We have received from John Ewen, Jr., of Williamsburg, L. I., an interesting account and proofs of experiments conducted by him to test the comparative durability of certain pigments, and the vehicles employed with them as applied in house painting. During the last twenty-three years, he has been practically engaged in house and sign painting, and in that period many questions had been asked of him regarding the best paints to use. "To these," he says, "I gave the best answers that a general and superficial observation would warrant ; but not being reliably answered, they increased fourfold as the zinc paint came to be generally used. It was at this time (September, 1851) that a method of demonstration suggested itself. I forthwith procured two strips of board, and marked them into compartments, and after numbering them 1, 2, up to 11, I coated them in the following manner:—No. 1 received two coats of white lead mixed with raw linseed oil, and no dryer; the paint was laid off or finished with the brush, stroked up and down. No. 2 received the same coating of material as No. 1, but was finished with the brush passed right and left, crosswise. No. 3 was given two coats of white lead, raw linseed oil, and considerable spirits of turpentine in the first, but only a little in the last coat. No. i received two coats of white zinc and raw linseed oil—all mixed with what is called " patent dryer." No. 5 the same as No. 4, but with no patent dryer. No. 6 received a first coat of white lead and Paris white, equal parts, and clear white lead for the last coat, with raw linseed oil as the vehicle. No. 7 was given two coats of white lead, with boiled linseed oil. No. 8 three very thin coats of white lead, with raw linseed oil. No. 9 got a very heavy prime coat of white lead, and a very thin second and last coat, with raw linseed oil. No. 10 the reverse of No. 9, namely, a thin prime coat and a heavy finishing one. No. 11 received two coats of Paris white and white lead, equal parts, with raw linseed oil. After this was accomplished, and the paints well dried, the two pieces of board were placed in a position where they were exposed to the weather—its sunshine and its storms—for years." The following are the results obtained:— " The white lead paints exhibited a decided superiority for durability over the zinc, and the squares finished with the brush up and down in vertical lines are decidedly superior to the one laid with the brush right and left [This is undoubtedly due to the moisture being allowed to flow down more freely than in the square finished with the brush run transversely, which left small cross ridges of the paint.] No. 9, which received a very heavy prime coat, is white and chalky ; No. 10 is darker in color, but not so chalky ; No. 11 is superior to the two preceding numbers. Of all the squares, however, No. 7, consisting of two eoats of white lead, with boiled linseed oil, is by far the best—the smoothest and closest," Mr. Ewen has left the boards with us, and the apparent results are such as have been stated. The experiments are valuable, because they afford positive data regarding paints, and the manner of applying them to the outside of buildings, so as to obtain the best effects. The coating of white lead, with raw linseed oil and a little spirits of turpentine, looks well, and strikes us favorably. Kaw linseed oil. in white lead, without turpentine, imparts a greasy appearance to white paint when first put on ; a little turpentine, therefore, improves its appearance, but care must be exercised not to add too much, because when in excess, it imparts a saponaceous character to the paint, which makes it become chalky, and scales off rapidly by exposure to rains and winds.

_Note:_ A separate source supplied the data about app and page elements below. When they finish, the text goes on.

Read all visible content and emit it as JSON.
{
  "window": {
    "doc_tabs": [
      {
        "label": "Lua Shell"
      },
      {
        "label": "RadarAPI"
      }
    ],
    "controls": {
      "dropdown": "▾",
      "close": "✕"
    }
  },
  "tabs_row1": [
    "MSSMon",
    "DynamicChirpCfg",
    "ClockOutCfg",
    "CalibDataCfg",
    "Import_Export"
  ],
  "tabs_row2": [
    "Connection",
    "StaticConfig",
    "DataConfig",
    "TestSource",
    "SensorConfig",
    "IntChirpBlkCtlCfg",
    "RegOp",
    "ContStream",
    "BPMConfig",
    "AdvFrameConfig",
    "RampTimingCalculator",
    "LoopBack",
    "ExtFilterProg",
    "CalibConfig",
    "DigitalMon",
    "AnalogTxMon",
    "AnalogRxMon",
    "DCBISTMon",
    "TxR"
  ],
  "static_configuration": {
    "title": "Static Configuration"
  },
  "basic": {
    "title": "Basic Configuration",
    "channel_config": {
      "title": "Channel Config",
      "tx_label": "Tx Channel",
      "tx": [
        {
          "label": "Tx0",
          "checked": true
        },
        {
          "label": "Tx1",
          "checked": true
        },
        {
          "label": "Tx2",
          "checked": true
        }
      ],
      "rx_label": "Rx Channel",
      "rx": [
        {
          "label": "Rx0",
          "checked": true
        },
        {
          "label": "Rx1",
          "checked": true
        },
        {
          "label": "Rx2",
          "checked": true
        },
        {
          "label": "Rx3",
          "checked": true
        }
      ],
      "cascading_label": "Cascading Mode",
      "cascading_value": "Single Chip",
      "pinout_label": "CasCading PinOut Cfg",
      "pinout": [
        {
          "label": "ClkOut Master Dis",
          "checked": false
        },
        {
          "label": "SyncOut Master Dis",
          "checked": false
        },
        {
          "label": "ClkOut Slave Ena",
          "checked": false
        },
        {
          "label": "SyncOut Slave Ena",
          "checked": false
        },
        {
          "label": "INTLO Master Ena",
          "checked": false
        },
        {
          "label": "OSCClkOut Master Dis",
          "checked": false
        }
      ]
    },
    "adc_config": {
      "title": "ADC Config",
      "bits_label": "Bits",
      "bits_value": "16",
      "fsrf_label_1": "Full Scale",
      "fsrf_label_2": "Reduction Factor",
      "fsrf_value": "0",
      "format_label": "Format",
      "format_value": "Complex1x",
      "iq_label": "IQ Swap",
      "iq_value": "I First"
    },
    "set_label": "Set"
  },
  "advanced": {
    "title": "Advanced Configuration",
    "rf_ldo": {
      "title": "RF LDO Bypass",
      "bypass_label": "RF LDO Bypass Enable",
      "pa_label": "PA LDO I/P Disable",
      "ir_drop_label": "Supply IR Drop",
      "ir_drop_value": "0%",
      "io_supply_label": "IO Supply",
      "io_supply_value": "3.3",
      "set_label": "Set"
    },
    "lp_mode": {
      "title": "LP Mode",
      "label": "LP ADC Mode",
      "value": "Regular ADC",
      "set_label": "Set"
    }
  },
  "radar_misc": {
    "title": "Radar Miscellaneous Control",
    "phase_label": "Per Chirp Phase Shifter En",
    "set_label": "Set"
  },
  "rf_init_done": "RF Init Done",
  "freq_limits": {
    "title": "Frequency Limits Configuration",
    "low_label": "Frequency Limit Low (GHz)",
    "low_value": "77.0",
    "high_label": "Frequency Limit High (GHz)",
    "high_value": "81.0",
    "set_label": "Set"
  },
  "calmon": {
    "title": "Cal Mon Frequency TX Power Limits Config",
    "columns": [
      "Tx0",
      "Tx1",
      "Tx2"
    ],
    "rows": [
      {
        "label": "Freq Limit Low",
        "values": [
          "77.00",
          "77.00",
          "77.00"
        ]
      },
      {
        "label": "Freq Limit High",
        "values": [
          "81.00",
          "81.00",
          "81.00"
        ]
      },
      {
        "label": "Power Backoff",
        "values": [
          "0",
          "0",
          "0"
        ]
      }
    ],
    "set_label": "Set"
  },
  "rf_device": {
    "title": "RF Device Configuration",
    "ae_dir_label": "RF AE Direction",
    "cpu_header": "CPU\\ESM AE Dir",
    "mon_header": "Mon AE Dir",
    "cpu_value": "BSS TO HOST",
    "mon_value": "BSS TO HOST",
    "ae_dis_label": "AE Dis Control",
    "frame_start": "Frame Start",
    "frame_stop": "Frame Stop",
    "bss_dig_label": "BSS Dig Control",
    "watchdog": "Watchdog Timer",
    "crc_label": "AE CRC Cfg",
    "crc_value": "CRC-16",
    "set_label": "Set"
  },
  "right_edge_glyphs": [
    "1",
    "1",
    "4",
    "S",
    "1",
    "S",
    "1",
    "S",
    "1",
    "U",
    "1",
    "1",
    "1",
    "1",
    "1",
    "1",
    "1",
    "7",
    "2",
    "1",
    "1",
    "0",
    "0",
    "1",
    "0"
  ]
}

This article was originally published with the title "Experiments with Paints" in Scientific American 13, 24, 187 (February 1858)